**WORK REQUIRED:** From the records below, copy every line that contains the word "inserted".

**EXCERPTED RECORDS:**
■ ■ ■ ■ ■
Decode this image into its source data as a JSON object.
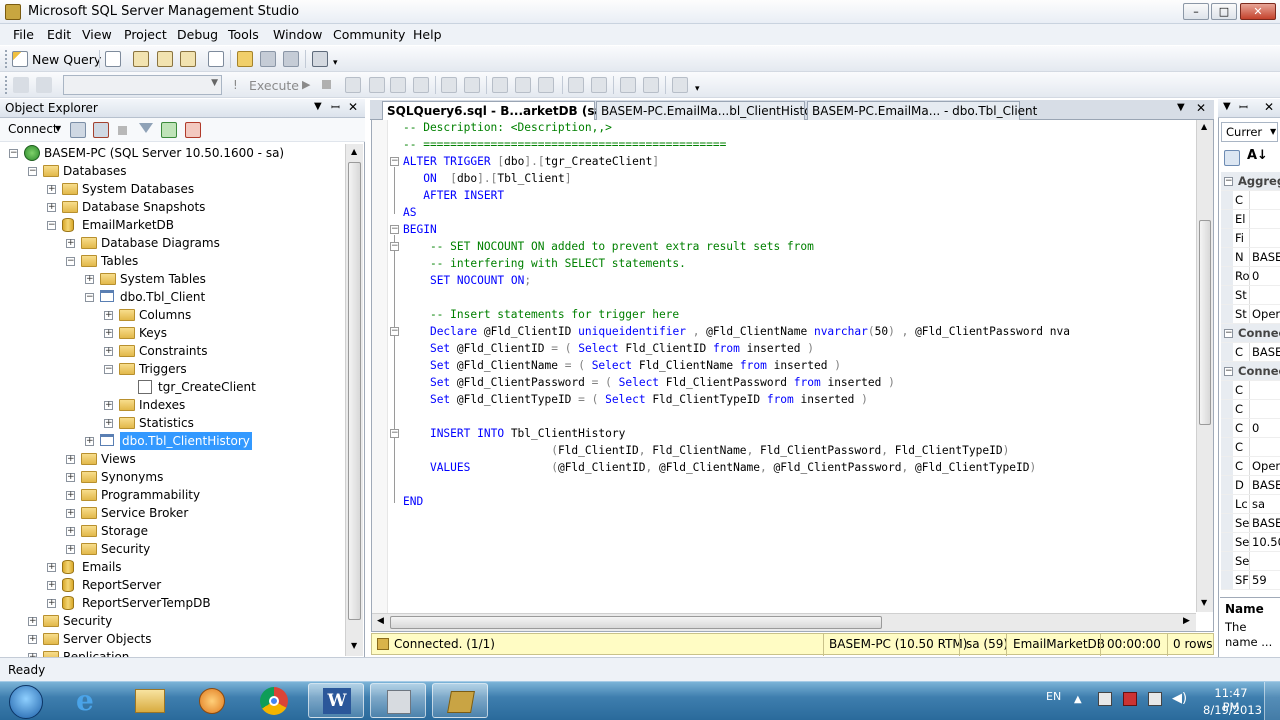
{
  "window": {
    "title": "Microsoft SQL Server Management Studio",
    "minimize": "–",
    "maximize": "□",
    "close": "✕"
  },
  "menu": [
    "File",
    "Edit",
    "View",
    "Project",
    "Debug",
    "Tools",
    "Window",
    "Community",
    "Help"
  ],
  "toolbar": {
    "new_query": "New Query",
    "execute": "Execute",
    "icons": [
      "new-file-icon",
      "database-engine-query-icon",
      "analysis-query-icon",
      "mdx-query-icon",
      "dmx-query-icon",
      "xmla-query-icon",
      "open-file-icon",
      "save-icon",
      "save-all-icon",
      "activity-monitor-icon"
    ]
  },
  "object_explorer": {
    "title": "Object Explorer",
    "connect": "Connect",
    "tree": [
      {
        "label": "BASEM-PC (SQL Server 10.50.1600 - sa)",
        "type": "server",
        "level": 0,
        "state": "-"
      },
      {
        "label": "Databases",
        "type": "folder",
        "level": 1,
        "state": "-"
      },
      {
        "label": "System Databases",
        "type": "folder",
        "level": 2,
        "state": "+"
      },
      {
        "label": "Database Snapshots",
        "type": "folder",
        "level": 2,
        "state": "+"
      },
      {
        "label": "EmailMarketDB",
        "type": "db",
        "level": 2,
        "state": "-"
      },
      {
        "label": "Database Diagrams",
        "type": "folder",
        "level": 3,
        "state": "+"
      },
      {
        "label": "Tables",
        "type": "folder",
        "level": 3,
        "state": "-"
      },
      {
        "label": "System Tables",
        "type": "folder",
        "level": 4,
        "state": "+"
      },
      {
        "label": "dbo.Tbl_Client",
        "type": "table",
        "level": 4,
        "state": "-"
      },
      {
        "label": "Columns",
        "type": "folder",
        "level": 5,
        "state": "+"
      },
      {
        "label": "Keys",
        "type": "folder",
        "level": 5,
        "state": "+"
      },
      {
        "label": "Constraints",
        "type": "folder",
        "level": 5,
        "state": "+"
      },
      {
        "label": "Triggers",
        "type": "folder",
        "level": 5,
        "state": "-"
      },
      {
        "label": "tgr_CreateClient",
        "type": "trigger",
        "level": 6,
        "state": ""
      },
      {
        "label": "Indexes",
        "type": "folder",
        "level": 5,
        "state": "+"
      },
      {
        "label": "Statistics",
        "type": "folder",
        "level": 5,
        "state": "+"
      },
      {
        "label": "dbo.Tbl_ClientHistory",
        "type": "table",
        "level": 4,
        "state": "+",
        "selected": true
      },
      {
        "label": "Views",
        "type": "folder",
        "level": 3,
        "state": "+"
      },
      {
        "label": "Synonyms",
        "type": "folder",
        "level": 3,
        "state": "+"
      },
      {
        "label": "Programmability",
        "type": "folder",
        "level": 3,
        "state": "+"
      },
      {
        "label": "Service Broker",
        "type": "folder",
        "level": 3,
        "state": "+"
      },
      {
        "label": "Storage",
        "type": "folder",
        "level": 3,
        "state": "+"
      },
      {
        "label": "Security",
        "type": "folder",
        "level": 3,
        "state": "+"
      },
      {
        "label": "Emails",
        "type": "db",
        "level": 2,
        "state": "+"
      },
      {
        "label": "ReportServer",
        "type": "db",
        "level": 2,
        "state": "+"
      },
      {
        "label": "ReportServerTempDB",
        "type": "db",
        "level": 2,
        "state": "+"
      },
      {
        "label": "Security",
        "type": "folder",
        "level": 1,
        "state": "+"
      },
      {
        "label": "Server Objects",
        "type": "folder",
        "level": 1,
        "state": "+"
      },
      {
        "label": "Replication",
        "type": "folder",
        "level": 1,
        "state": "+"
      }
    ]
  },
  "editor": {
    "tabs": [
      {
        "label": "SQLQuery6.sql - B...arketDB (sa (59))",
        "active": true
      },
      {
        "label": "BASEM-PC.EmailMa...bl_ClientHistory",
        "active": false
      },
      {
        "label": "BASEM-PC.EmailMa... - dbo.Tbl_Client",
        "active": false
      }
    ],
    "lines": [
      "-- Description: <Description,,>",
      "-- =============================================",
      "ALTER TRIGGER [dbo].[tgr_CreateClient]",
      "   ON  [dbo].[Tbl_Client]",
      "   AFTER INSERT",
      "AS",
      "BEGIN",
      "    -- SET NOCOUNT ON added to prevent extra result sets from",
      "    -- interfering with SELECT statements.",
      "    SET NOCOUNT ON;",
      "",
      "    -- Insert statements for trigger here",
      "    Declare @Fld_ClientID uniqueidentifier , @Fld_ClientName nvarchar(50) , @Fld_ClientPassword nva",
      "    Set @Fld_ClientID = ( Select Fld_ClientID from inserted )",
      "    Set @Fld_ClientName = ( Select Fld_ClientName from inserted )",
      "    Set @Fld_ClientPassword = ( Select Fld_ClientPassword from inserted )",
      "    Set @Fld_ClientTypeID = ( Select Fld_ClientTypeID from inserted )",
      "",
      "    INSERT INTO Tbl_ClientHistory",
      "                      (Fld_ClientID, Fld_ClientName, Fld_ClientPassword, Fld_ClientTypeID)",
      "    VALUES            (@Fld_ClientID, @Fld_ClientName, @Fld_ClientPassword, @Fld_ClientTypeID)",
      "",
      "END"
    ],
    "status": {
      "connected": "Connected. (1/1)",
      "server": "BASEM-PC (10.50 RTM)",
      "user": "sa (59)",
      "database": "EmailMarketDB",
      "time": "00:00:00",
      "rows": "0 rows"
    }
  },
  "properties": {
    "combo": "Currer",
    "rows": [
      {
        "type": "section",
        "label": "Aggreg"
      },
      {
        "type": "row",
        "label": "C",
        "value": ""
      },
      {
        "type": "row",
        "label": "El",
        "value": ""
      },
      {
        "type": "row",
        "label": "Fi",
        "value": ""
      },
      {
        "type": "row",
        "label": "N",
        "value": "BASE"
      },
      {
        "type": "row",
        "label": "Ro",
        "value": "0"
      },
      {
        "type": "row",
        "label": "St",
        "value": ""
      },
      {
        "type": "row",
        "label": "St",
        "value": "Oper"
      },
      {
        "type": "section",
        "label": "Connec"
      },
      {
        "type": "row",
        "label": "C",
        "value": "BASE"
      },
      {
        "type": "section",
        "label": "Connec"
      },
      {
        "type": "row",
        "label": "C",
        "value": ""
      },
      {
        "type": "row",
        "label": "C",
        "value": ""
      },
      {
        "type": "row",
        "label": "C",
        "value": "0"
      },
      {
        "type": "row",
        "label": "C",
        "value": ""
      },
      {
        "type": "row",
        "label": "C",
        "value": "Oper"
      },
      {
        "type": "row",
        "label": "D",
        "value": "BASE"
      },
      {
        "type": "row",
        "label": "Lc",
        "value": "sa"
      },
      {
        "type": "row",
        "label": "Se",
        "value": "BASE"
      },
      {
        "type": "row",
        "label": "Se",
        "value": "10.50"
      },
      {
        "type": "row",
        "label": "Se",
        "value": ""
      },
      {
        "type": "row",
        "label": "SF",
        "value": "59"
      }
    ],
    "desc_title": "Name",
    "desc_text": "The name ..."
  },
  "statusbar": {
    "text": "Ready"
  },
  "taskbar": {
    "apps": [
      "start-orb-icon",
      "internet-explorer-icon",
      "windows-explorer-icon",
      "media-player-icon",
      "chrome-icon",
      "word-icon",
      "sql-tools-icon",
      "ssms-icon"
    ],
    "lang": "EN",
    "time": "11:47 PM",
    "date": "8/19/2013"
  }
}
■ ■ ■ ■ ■
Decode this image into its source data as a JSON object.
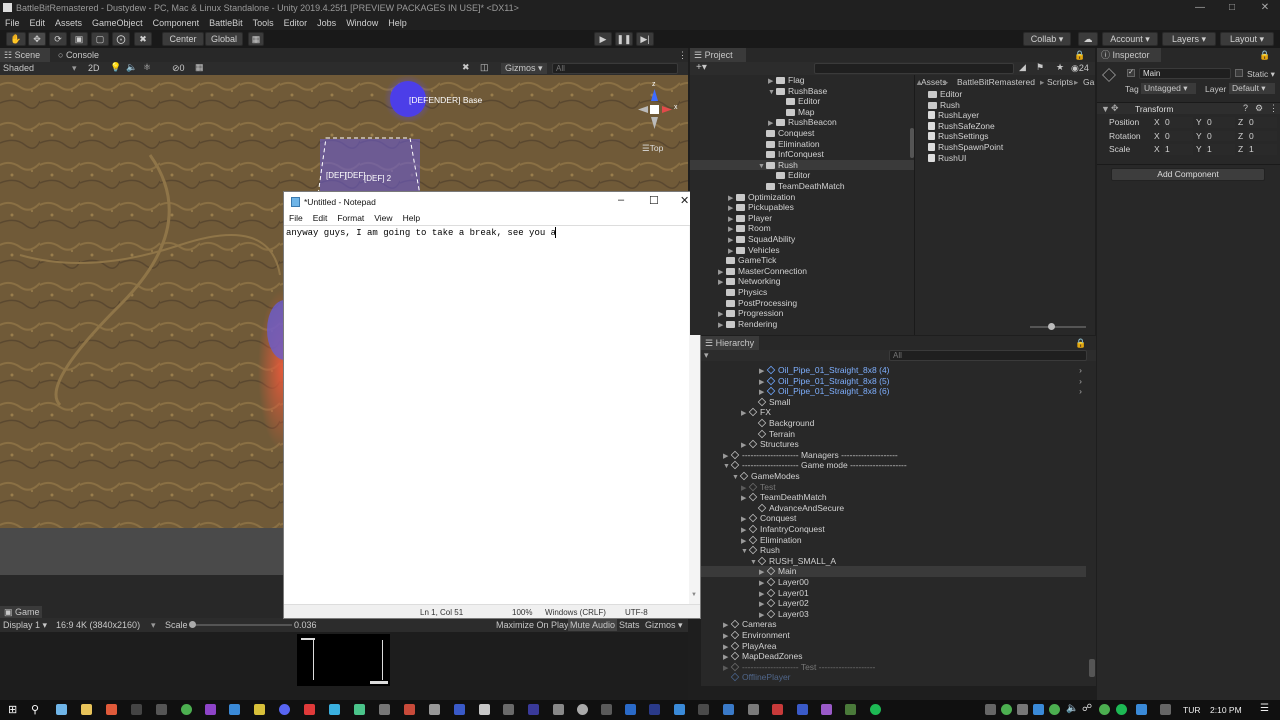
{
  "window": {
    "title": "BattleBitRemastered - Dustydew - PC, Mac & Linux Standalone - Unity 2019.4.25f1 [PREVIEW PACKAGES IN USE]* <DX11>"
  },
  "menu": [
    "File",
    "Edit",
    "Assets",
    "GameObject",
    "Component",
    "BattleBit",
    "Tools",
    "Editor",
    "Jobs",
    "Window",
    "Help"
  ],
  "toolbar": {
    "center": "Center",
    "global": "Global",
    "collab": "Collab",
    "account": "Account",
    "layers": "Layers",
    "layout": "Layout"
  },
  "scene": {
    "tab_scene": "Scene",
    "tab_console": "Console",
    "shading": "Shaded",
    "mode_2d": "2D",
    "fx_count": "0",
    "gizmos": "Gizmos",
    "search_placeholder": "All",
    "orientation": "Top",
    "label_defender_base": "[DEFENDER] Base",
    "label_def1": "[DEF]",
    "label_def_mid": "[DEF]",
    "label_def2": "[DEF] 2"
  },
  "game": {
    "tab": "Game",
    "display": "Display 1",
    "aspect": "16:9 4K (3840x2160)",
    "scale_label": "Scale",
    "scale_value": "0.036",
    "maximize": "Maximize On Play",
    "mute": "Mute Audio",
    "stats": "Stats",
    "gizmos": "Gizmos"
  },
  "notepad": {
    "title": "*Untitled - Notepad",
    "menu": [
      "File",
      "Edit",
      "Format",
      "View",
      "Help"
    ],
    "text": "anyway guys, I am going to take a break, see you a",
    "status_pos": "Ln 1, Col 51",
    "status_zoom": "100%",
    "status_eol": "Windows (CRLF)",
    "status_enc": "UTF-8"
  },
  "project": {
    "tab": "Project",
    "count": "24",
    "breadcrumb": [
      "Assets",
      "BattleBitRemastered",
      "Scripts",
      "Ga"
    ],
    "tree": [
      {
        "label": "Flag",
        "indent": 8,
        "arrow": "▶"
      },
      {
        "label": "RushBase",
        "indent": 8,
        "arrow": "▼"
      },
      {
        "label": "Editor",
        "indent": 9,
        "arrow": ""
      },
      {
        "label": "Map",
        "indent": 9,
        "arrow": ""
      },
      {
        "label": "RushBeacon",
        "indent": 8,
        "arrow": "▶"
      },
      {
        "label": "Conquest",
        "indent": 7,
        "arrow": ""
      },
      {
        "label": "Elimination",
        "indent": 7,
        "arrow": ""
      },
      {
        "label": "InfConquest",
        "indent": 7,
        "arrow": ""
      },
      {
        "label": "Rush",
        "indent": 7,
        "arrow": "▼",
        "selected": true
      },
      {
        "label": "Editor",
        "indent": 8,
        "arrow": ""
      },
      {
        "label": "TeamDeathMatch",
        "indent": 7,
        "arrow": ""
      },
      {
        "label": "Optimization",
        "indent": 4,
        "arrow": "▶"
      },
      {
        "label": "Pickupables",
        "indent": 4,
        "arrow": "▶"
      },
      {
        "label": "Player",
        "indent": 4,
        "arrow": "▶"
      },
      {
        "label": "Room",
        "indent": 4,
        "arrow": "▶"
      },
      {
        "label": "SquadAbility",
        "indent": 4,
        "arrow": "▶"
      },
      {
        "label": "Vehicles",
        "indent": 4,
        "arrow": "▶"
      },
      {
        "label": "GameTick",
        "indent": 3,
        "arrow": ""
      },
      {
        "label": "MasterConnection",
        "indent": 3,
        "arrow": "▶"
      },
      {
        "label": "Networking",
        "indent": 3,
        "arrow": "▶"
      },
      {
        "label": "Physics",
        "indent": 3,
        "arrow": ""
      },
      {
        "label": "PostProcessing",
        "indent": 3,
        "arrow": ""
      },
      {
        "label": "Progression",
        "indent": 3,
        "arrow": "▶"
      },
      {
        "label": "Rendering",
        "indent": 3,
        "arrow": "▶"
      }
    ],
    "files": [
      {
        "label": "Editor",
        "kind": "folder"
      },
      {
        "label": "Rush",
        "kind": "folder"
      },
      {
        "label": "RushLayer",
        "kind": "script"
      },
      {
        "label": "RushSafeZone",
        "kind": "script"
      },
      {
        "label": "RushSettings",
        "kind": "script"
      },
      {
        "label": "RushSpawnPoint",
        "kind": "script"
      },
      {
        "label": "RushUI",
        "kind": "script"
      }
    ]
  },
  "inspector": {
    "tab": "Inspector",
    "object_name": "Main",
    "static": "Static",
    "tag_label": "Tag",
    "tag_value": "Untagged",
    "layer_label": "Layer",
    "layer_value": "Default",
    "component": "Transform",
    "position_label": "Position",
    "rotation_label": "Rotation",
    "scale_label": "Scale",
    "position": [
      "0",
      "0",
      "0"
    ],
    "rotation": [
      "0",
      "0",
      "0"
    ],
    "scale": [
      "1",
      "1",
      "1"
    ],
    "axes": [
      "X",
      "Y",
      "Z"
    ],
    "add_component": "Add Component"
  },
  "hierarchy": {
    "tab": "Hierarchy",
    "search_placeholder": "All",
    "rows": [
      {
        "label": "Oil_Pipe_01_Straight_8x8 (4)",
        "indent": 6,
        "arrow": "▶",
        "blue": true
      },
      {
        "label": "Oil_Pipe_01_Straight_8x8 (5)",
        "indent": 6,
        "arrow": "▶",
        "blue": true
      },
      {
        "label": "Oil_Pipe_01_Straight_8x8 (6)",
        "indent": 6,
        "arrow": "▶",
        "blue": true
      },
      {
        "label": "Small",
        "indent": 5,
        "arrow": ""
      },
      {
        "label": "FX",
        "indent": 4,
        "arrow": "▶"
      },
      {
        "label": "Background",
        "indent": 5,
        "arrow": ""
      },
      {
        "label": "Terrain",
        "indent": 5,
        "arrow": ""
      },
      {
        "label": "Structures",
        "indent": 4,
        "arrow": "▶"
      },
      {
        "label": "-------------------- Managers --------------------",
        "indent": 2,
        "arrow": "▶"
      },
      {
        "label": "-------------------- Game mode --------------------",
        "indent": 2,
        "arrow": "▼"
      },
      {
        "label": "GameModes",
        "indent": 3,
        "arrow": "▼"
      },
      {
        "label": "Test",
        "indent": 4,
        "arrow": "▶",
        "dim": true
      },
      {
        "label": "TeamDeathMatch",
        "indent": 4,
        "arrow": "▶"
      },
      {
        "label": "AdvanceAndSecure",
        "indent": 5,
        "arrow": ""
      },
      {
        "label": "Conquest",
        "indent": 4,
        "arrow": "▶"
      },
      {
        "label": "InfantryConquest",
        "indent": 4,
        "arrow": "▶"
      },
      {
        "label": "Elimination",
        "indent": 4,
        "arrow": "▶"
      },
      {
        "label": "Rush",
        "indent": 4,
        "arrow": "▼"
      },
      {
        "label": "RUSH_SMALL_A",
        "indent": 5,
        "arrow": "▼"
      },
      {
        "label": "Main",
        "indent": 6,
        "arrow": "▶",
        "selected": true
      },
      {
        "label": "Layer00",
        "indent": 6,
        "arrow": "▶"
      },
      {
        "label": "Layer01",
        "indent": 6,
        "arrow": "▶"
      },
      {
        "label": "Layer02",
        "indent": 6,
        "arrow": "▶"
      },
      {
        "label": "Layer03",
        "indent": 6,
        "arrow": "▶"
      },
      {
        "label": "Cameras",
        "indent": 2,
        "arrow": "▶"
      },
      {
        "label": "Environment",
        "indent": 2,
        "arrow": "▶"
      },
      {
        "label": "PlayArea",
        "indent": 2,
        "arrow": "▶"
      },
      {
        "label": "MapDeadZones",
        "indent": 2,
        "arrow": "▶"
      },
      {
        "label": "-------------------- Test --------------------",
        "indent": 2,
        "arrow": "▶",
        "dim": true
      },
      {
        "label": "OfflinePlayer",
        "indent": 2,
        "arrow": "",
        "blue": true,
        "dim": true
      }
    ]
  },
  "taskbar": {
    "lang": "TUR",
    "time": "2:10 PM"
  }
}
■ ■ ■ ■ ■
**RESPONSE TO THE EXERCISE:**
      "    Set @Fld_ClientID = ( Select Fld_ClientID from inserted )",
      "    Set @Fld_ClientName = ( Select Fld_ClientName from inserted )",
      "    Set @Fld_ClientPassword = ( Select Fld_ClientPassword from inserted )",
      "    Set @Fld_ClientTypeID = ( Select Fld_ClientTypeID from inserted )",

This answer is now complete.